PROMPT. Search the data below for the string "خریدار" and copy all lines where it shows up.

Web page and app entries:
-=-=-
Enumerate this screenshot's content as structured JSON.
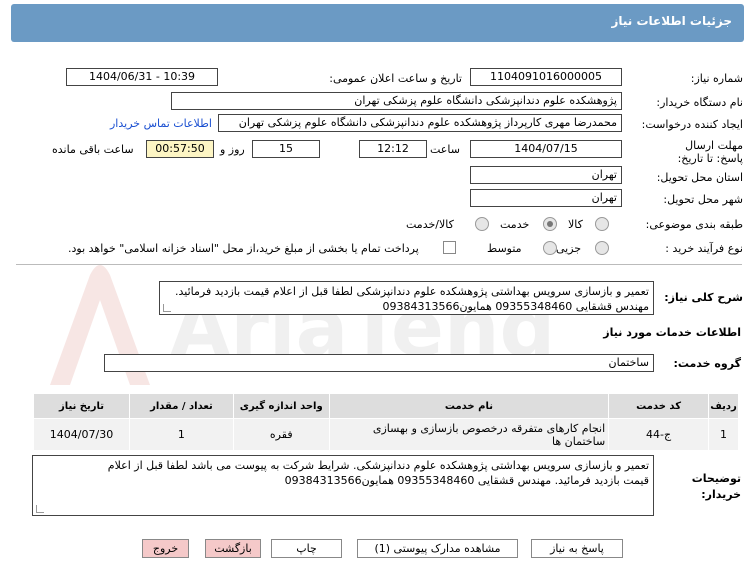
{
  "header": {
    "title": "جزئیات اطلاعات نیاز"
  },
  "form": {
    "need_number_label": "شماره نیاز:",
    "need_number": "1104091016000005",
    "announce_label": "تاریخ و ساعت اعلان عمومی:",
    "announce_value": "1404/06/31 - 10:39",
    "buyer_org_label": "نام دستگاه خریدار:",
    "buyer_org": "پژوهشکده علوم دندانپزشکی دانشگاه علوم پزشکی تهران",
    "creator_label": "ایجاد کننده درخواست:",
    "creator": "محمدرضا مهری کارپرداز پژوهشکده علوم دندانپزشکی دانشگاه علوم پزشکی تهران",
    "contact_link": "اطلاعات تماس خریدار",
    "deadline_label": "مهلت ارسال پاسخ: تا تاریخ:",
    "deadline_date": "1404/07/15",
    "time_label": "ساعت",
    "deadline_time": "12:12",
    "days_value": "15",
    "days_label": "روز و",
    "remaining_time": "00:57:50",
    "remaining_label": "ساعت باقی مانده",
    "province_label": "استان محل تحویل:",
    "province": "تهران",
    "city_label": "شهر محل تحویل:",
    "city": "تهران",
    "category_label": "طبقه بندی موضوعی:",
    "category_options": [
      "کالا",
      "خدمت",
      "کالا/خدمت"
    ],
    "category_selected": "خدمت",
    "process_label": "نوع فرآیند خرید :",
    "process_options": [
      "جزیی",
      "متوسط"
    ],
    "process_selected": "جزیی",
    "payment_note": "پرداخت تمام یا بخشی از مبلغ خرید،از محل \"اسناد خزانه اسلامی\" خواهد بود."
  },
  "summary": {
    "label": "شرح کلی نیاز:",
    "line1": "تعمیر و بازسازی سرویس بهداشتی پژوهشکده علوم دندانپزشکی  لطفا قبل از اعلام قیمت بازدید فرمائید.",
    "line2": "مهندس قشقایی 09355348460  همایون09384313566"
  },
  "services": {
    "section_title": "اطلاعات خدمات مورد نیاز",
    "group_label": "گروه خدمت:",
    "group_value": "ساختمان",
    "columns": [
      "ردیف",
      "کد خدمت",
      "نام خدمت",
      "واحد اندازه گیری",
      "تعداد / مقدار",
      "تاریخ نیاز"
    ],
    "rows": [
      {
        "row": "1",
        "code": "ج-44",
        "name": "انجام کارهای متفرقه درخصوص بازسازی و بهسازی ساختمان ها",
        "unit": "فقره",
        "qty": "1",
        "date": "1404/07/30"
      }
    ]
  },
  "buyer_notes": {
    "label": "توضیحات خریدار:",
    "line1": "تعمیر و بازسازی سرویس بهداشتی پژوهشکده علوم دندانپزشکی. شرایط شرکت به پیوست می باشد لطفا قبل از اعلام",
    "line2": "قیمت بازدید فرمائید. مهندس قشقایی 09355348460  همایون09384313566"
  },
  "buttons": {
    "reply": "پاسخ به نیاز",
    "attachments": "مشاهده مدارک پیوستی (1)",
    "print": "چاپ",
    "back": "بازگشت",
    "exit": "خروج"
  },
  "watermark": {
    "text": "AriaTender.net"
  },
  "colors": {
    "header": "#6b9ac4",
    "remaining_bg": "#fdf5c4",
    "pink_button": "#f5c9c9",
    "table_header": "#dddddd",
    "link": "#1a4fd1"
  },
  "icons": {
    "watermark_logo": "aria-tender-logo"
  }
}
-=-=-
OUTPUT FOR THIS TASK.
    "buyer_org_label": "نام دستگاه خریدار:",
    "contact_link": "اطلاعات تماس خریدار",
    "label": "توضیحات خریدار:",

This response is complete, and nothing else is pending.